Plasker suggests making appropriate lifestyle changes, especially in the areas of diet and exercise, as you age, as a way to create balance within the body. “Good nutrition is important as part of a lifestyle because you supply the building blocks for the body to produce what it needs,” including proper hormone levels, he says. He also says that, as a society, we need to make a mental transition from crisis care to lifestyle care. “The hierarchy of the 100-year lifestyle is self care first, health care second (proactive care, getting your teeth cleaned) and crisis care last,” he explains. “Many people require a crisis to bring their attention to lifestyle changes that need to be made. For many people, avoiding crisis care altogether is possible.” Plasker says chiropractors need to be more effective at communicating the importance of lifestyle to their patients. After all, it has been well documented that stress affects hormone levels, which can lead to other health problems.

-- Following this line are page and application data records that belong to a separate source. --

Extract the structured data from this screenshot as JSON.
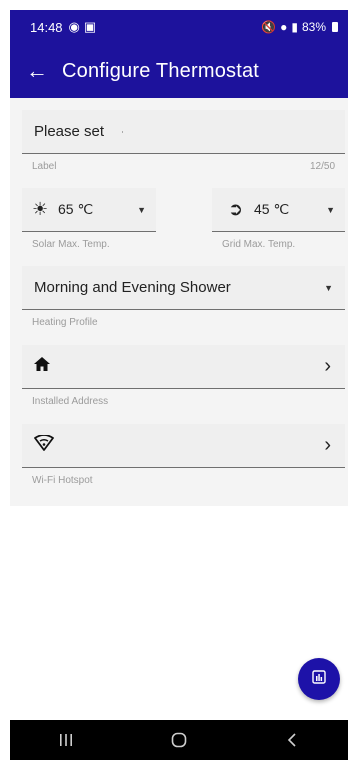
{
  "status_bar": {
    "time": "14:48",
    "battery": "83%"
  },
  "app_bar": {
    "title": "Configure Thermostat"
  },
  "form": {
    "label_field": {
      "value": "Please set",
      "helper": "Label",
      "counter": "12/50"
    },
    "solar_max": {
      "value": "65 ℃",
      "helper": "Solar Max. Temp.",
      "icon": "sun-icon"
    },
    "grid_max": {
      "value": "45 ℃",
      "helper": "Grid Max. Temp.",
      "icon": "lightning-icon"
    },
    "heating_profile": {
      "value": "Morning and Evening Shower",
      "helper": "Heating Profile"
    },
    "installed_address": {
      "helper": "Installed Address",
      "icon": "home-icon"
    },
    "wifi_hotspot": {
      "helper": "Wi-Fi Hotspot",
      "icon": "wifi-icon"
    }
  },
  "fab": {
    "icon": "chart-icon"
  },
  "colors": {
    "primary": "#1d129c",
    "fab": "#1d12a8",
    "field_bg": "#efefef",
    "content_bg": "#f4f4f4"
  }
}
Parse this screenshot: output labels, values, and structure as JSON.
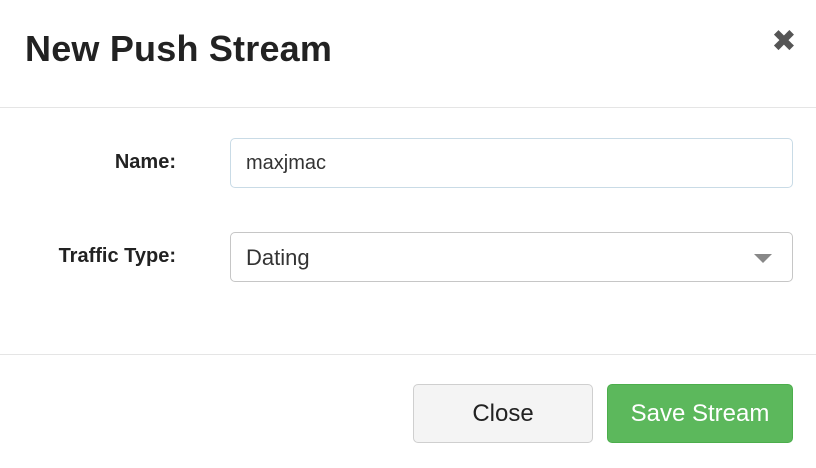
{
  "dialog": {
    "title": "New Push Stream",
    "close_icon": "close-icon",
    "close_glyph": "✖"
  },
  "form": {
    "name_label": "Name:",
    "name_value": "maxjmac",
    "traffic_type_label": "Traffic Type:",
    "traffic_type_value": "Dating",
    "dropdown_icon": "chevron-down-icon"
  },
  "footer": {
    "close_label": "Close",
    "save_label": "Save Stream"
  },
  "colors": {
    "primary_success": "#5cb85c",
    "secondary_button": "#f4f4f4"
  }
}
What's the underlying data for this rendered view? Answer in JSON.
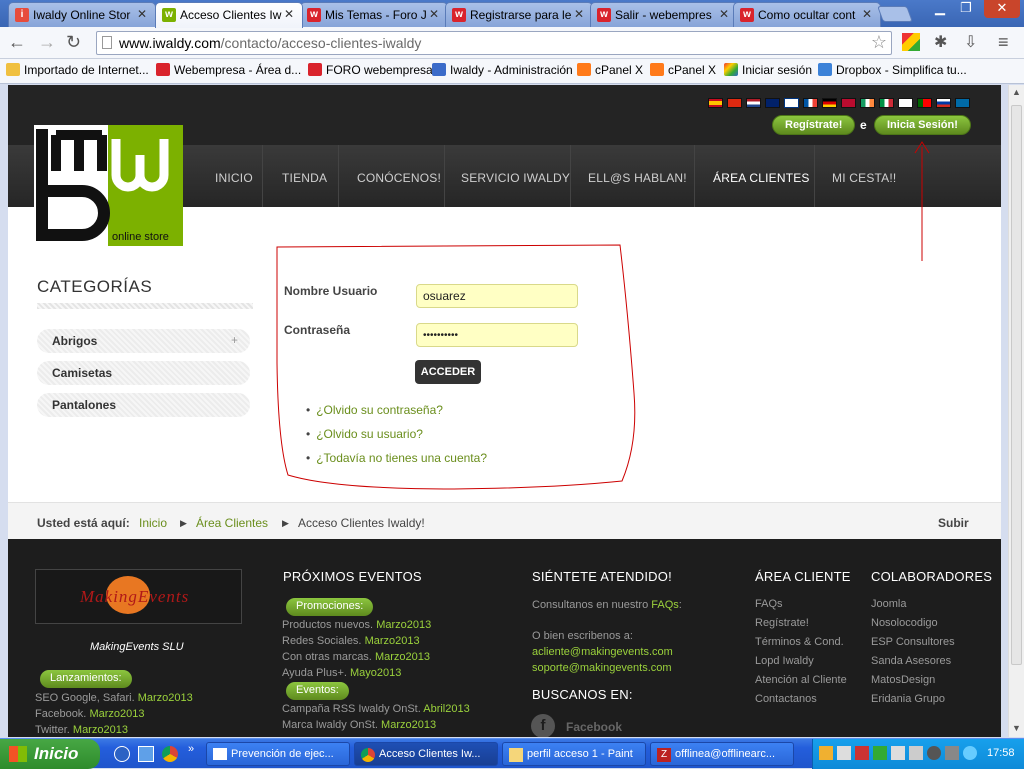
{
  "browser": {
    "tabs": [
      {
        "label": "Iwaldy Online Stor",
        "color": "#e74c3c"
      },
      {
        "label": "Acceso Clientes Iw",
        "color": "#7cb100"
      },
      {
        "label": "Mis Temas - Foro J",
        "color": "#d9232c"
      },
      {
        "label": "Registrarse para le",
        "color": "#d9232c"
      },
      {
        "label": "Salir - webempres",
        "color": "#d9232c"
      },
      {
        "label": "Como ocultar cont",
        "color": "#d9232c"
      }
    ],
    "url_host": "www.iwaldy.com",
    "url_path": "/contacto/acceso-clientes-iwaldy",
    "bookmarks": [
      "Importado de Internet...",
      "Webempresa - Área d...",
      "FORO webempresa",
      "Iwaldy - Administración",
      "cPanel X",
      "cPanel X",
      "Iniciar sesión",
      "Dropbox - Simplifica tu..."
    ]
  },
  "site": {
    "logo_text": "online store",
    "register_label": "Regístrate!",
    "and_label": "e",
    "login_label": "Inicia Sesión!",
    "menu": [
      "INICIO",
      "TIENDA",
      "CONÓCENOS!",
      "SERVICIO IWALDY",
      "ELL@S HABLAN!",
      "ÁREA CLIENTES",
      "MI CESTA!!"
    ],
    "categories_title": "CATEGORÍAS",
    "categories": [
      "Abrigos",
      "Camisetas",
      "Pantalones"
    ],
    "form": {
      "user_label": "Nombre Usuario",
      "user_value": "osuarez",
      "pass_label": "Contraseña",
      "pass_value": "••••••••••",
      "submit": "ACCEDER",
      "links": [
        "¿Olvido su contraseña?",
        "¿Olvido su usuario?",
        "¿Todavía no tienes una cuenta?"
      ]
    },
    "breadcrumb": {
      "prefix": "Usted está aquí:",
      "items": [
        "Inicio",
        "Área Clientes",
        "Acceso Clientes Iwaldy!"
      ],
      "up": "Subir"
    },
    "footer": {
      "partner_name": "MakingEvents SLU",
      "partner_logo_text": "MakingEvents",
      "launch_pill": "Lanzamientos:",
      "launches": [
        {
          "text": "SEO Google, Safari.",
          "date": "Marzo2013"
        },
        {
          "text": "Facebook.",
          "date": "Marzo2013"
        },
        {
          "text": "Twitter.",
          "date": "Marzo2013"
        }
      ],
      "events_title": "PRÓXIMOS EVENTOS",
      "promo_pill": "Promociones:",
      "promos": [
        {
          "text": "Productos nuevos.",
          "date": "Marzo2013"
        },
        {
          "text": "Redes Sociales.",
          "date": "Marzo2013"
        },
        {
          "text": "Con otras marcas.",
          "date": "Marzo2013"
        },
        {
          "text": "Ayuda Plus+.",
          "date": "Mayo2013"
        }
      ],
      "events_pill": "Eventos:",
      "events": [
        {
          "text": "Campaña RSS Iwaldy OnSt.",
          "date": "Abril2013"
        },
        {
          "text": "Marca Iwaldy OnSt.",
          "date": "Marzo2013"
        }
      ],
      "attended_title": "SIÉNTETE ATENDIDO!",
      "attended_text1": "Consultanos en nuestro",
      "attended_faqs": "FAQs",
      "attended_text2": "O bien escribenos a:",
      "emails": [
        "acliente@makingevents.com",
        "soporte@makingevents.com"
      ],
      "search_title": "BUSCANOS EN:",
      "facebook": "Facebook",
      "client_title": "ÁREA CLIENTE",
      "client_links": [
        "FAQs",
        "Regístrate!",
        "Términos & Cond.",
        "Lopd Iwaldy",
        "Atención al Cliente",
        "Contactanos"
      ],
      "collab_title": "COLABORADORES",
      "collab_links": [
        "Joomla",
        "Nosolocodigo",
        "ESP Consultores",
        "Sanda Asesores",
        "MatosDesign",
        "Eridania Grupo"
      ]
    }
  },
  "taskbar": {
    "start": "Inicio",
    "tasks": [
      "Prevención de ejec...",
      "Acceso Clientes Iw...",
      "perfil acceso 1 - Paint",
      "offlinea@offlinearc..."
    ],
    "clock": "17:58"
  }
}
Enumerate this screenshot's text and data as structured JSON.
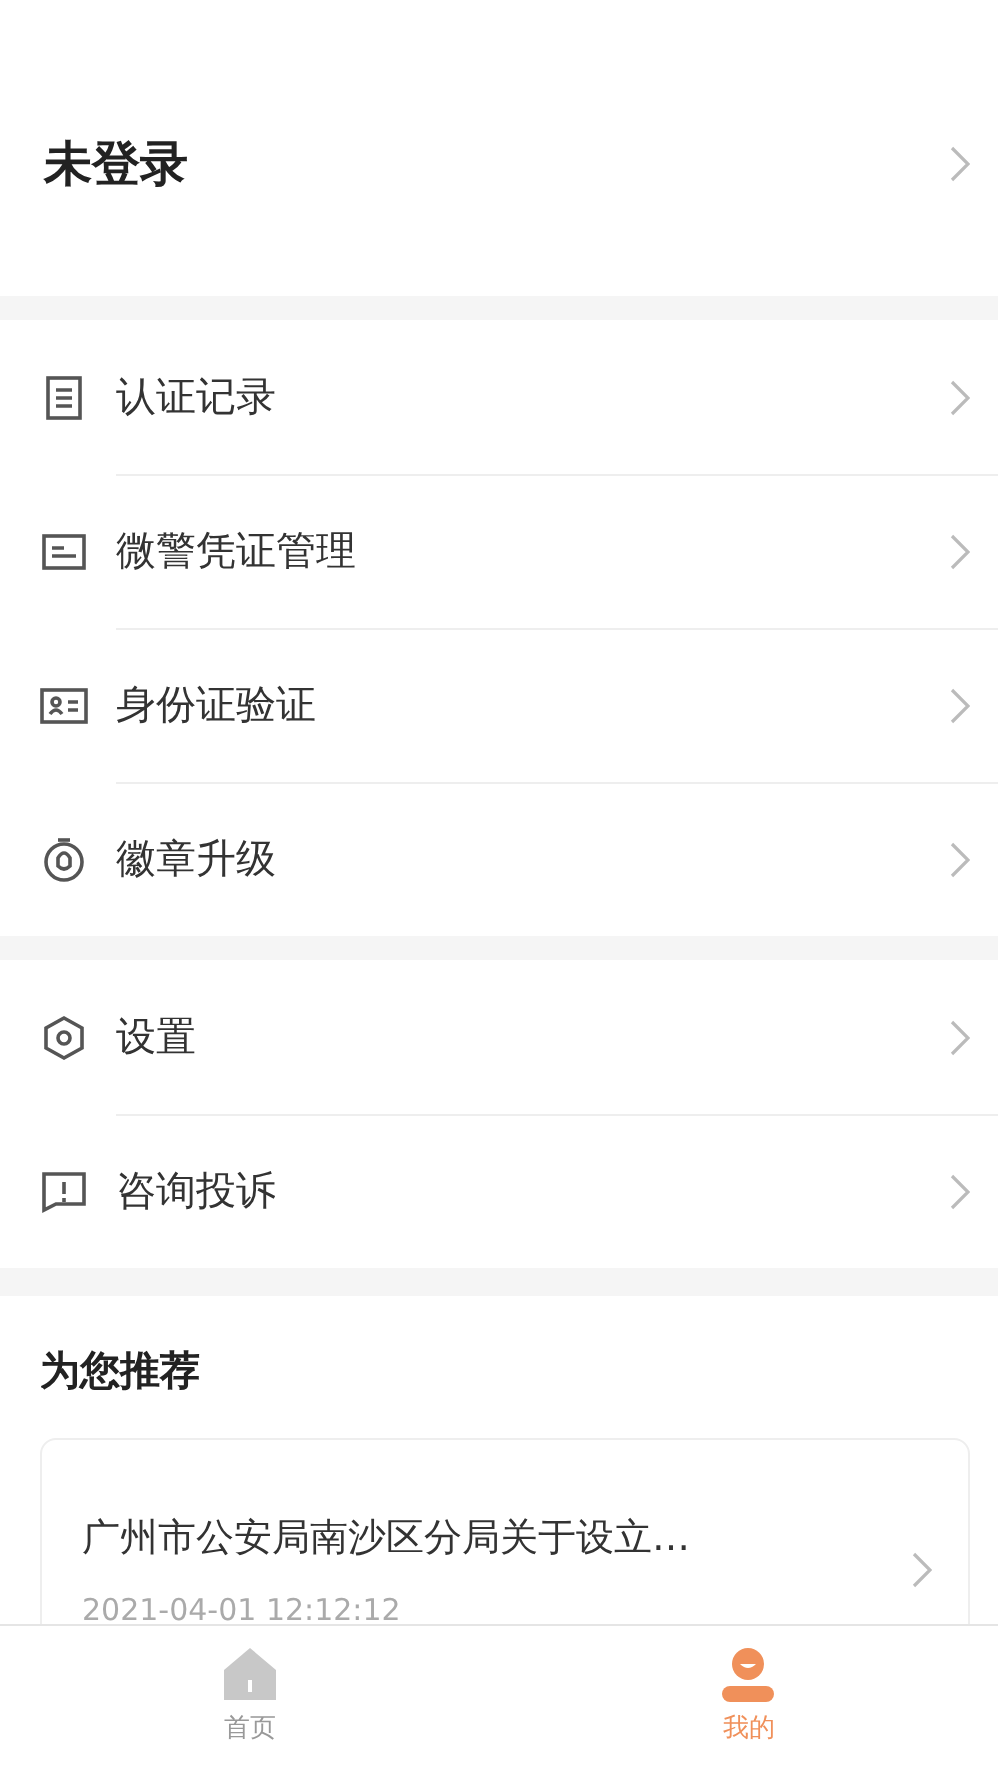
{
  "account": {
    "label": "未登录"
  },
  "menu_groups": [
    {
      "items": [
        {
          "kind": "document",
          "label": "认证记录"
        },
        {
          "kind": "card",
          "label": "微警凭证管理"
        },
        {
          "kind": "id-card",
          "label": "身份证验证"
        },
        {
          "kind": "badge",
          "label": "徽章升级"
        }
      ]
    },
    {
      "items": [
        {
          "kind": "settings",
          "label": "设置"
        },
        {
          "kind": "alert",
          "label": "咨询投诉"
        }
      ]
    }
  ],
  "recommend": {
    "title": "为您推荐",
    "articles": [
      {
        "title": "广州市公安局南沙区分局关于设立…",
        "time": "2021-04-01 12:12:12"
      }
    ]
  },
  "tab_bar": [
    {
      "kind": "home",
      "label": "首页",
      "selected": false
    },
    {
      "kind": "person",
      "label": "我的",
      "selected": true
    }
  ]
}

The “low T” phenomenon, though not always backed by scientific evidence, may be proof that our culture is caught up in the misconception that aging is something to be avoided. It has also fallen out of step with the idea that our bodies and their systems know what they are doing when it comes to life patterns. While no one has yet discovered the fountain of youth, by taking care of our bodies through natural means, and accepting aging as an inevitable part of life, we may be able to live healthier lives than ever before.